== Aim of the task ==
What the answer must contain is every line of the records, exactly, with no pictures.

== Provided data ==

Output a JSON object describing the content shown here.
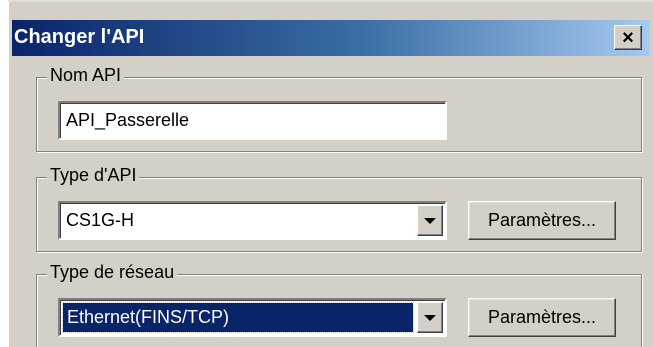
{
  "window": {
    "title": "Changer l'API",
    "close_glyph": "×",
    "close_icon": "close-icon"
  },
  "nom_api": {
    "label": "Nom API",
    "value": "API_Passerelle"
  },
  "type_api": {
    "label": "Type d'API",
    "selected": "CS1G-H",
    "button_label": "Paramètres..."
  },
  "type_reseau": {
    "label": "Type de réseau",
    "selected": "Ethernet(FINS/TCP)",
    "button_label": "Paramètres..."
  },
  "colors": {
    "title_gradient_start": "#0a246a",
    "title_gradient_end": "#a6caf0",
    "dialog_face": "#d4d0c8",
    "selection": "#0a246a"
  }
}
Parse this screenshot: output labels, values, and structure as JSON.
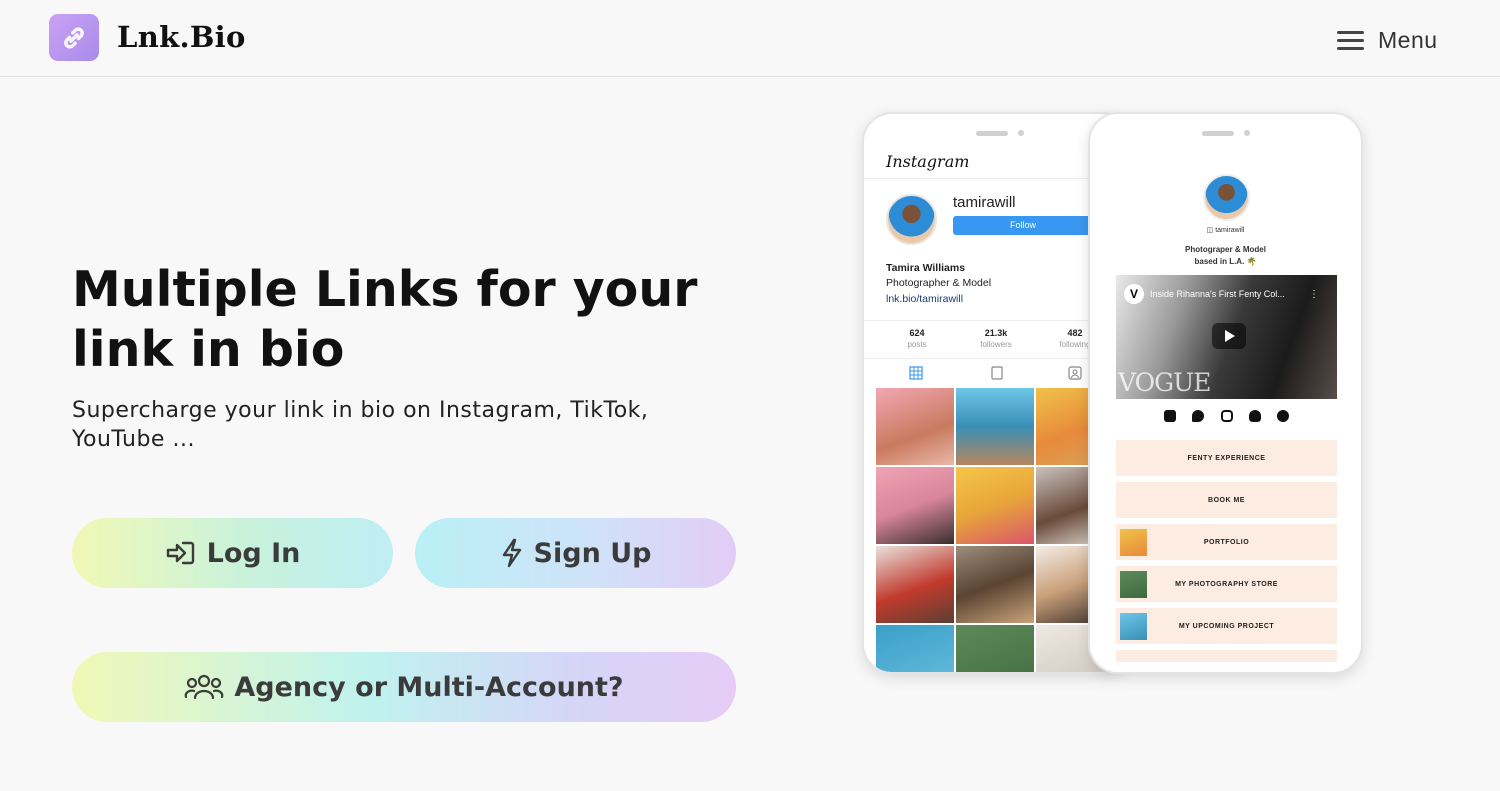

== Answer ==
Output a JSON object describing the content shown here.
{
  "window": {
    "title": "Changer l'API",
    "close_glyph": "×",
    "close_icon": "close-icon"
  },
  "nom_api": {
    "label": "Nom API",
    "value": "API_Passerelle"
  },
  "type_api": {
    "label": "Type d'API",
    "selected": "CS1G-H",
    "button_label": "Paramètres..."
  },
  "type_reseau": {
    "label": "Type de réseau",
    "selected": "Ethernet(FINS/TCP)",
    "button_label": "Paramètres..."
  },
  "colors": {
    "title_gradient_start": "#0a246a",
    "title_gradient_end": "#a6caf0",
    "dialog_face": "#d4d0c8",
    "selection": "#0a246a"
  }
}
Parse this screenshot: output labels, values, and structure as JSON.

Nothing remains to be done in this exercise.